[Dataset entries]
☆ ☆ ☆ ☆ ☆ ☆ ☆

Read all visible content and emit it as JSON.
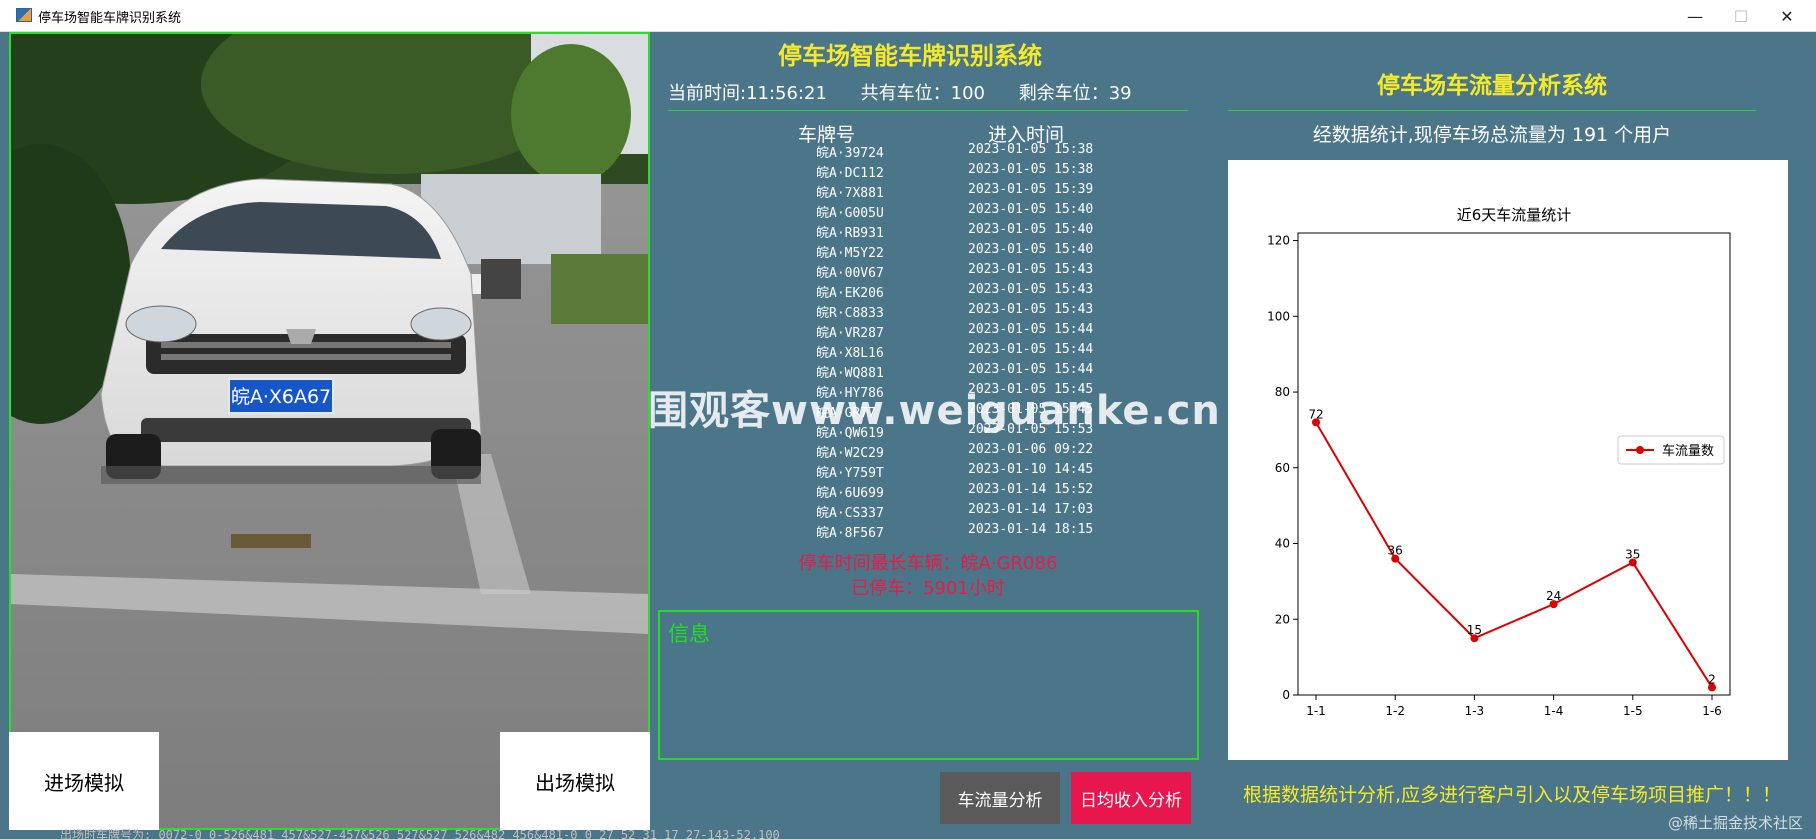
{
  "window": {
    "title": "停车场智能车牌识别系统",
    "controls": {
      "minimize": "—",
      "maximize": "☐",
      "close": "✕"
    }
  },
  "camera": {
    "plate_text": "皖A·X6A67",
    "enter_button": "进场模拟",
    "exit_button": "出场模拟"
  },
  "main": {
    "title": "停车场智能车牌识别系统",
    "current_time_label": "当前时间:11:56:21",
    "total_spaces_label": "共有车位：100",
    "remaining_spaces_label": "剩余车位：39",
    "columns": {
      "plate": "车牌号",
      "time": "进入时间"
    },
    "rows": [
      {
        "plate": "皖A·39724",
        "time": "2023-01-05 15:38"
      },
      {
        "plate": "皖A·DC112",
        "time": "2023-01-05 15:38"
      },
      {
        "plate": "皖A·7X881",
        "time": "2023-01-05 15:39"
      },
      {
        "plate": "皖A·G005U",
        "time": "2023-01-05 15:40"
      },
      {
        "plate": "皖A·RB931",
        "time": "2023-01-05 15:40"
      },
      {
        "plate": "皖A·M5Y22",
        "time": "2023-01-05 15:40"
      },
      {
        "plate": "皖A·00V67",
        "time": "2023-01-05 15:43"
      },
      {
        "plate": "皖A·EK206",
        "time": "2023-01-05 15:43"
      },
      {
        "plate": "皖R·C8833",
        "time": "2023-01-05 15:43"
      },
      {
        "plate": "皖A·VR287",
        "time": "2023-01-05 15:44"
      },
      {
        "plate": "皖A·X8L16",
        "time": "2023-01-05 15:44"
      },
      {
        "plate": "皖A·WQ881",
        "time": "2023-01-05 15:44"
      },
      {
        "plate": "皖A·HY786",
        "time": "2023-01-05 15:45"
      },
      {
        "plate": "皖A·GR77",
        "time": "2023-01-05 15:45"
      },
      {
        "plate": "皖A·QW619",
        "time": "2023-01-05 15:53"
      },
      {
        "plate": "皖A·W2C29",
        "time": "2023-01-06 09:22"
      },
      {
        "plate": "皖A·Y759T",
        "time": "2023-01-10 14:45"
      },
      {
        "plate": "皖A·6U699",
        "time": "2023-01-14 15:52"
      },
      {
        "plate": "皖A·CS337",
        "time": "2023-01-14 17:03"
      },
      {
        "plate": "皖A·8F567",
        "time": "2023-01-14 18:15"
      }
    ],
    "longest_label": "停车时间最长车辆：皖A·GR086",
    "parked_label": "已停车：5901小时",
    "info_label": "信息",
    "flow_button": "车流量分析",
    "income_button": "日均收入分析"
  },
  "right": {
    "title": "停车场车流量分析系统",
    "stat_line": "经数据统计,现停车场总流量为 191 个用户",
    "advice": "根据数据统计分析,应多进行客户引入以及停车场项目推广！！！"
  },
  "chart_data": {
    "type": "line",
    "title": "近6天车流量统计",
    "categories": [
      "1-1",
      "1-2",
      "1-3",
      "1-4",
      "1-5",
      "1-6"
    ],
    "series": [
      {
        "name": "车流量数",
        "values": [
          72,
          36,
          15,
          24,
          35,
          2
        ],
        "color": "#dd0000"
      }
    ],
    "y_ticks": [
      0,
      20,
      40,
      60,
      80,
      100,
      120
    ],
    "ylim": [
      0,
      122
    ],
    "legend_position": "right",
    "grid": false,
    "xlabel": "",
    "ylabel": ""
  },
  "overlay": {
    "watermark": "围观客www.weiguanke.cn",
    "footer_mark": "@稀土掘金技术社区",
    "bottom_log": "出场时车牌号为: 0072-0 0-526&481 457&527-457&526 527&527 526&482 456&481-0 0 27 52 31 17 27-143-52.100"
  }
}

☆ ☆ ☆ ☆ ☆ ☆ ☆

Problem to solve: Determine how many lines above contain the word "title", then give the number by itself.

Exercise response: 4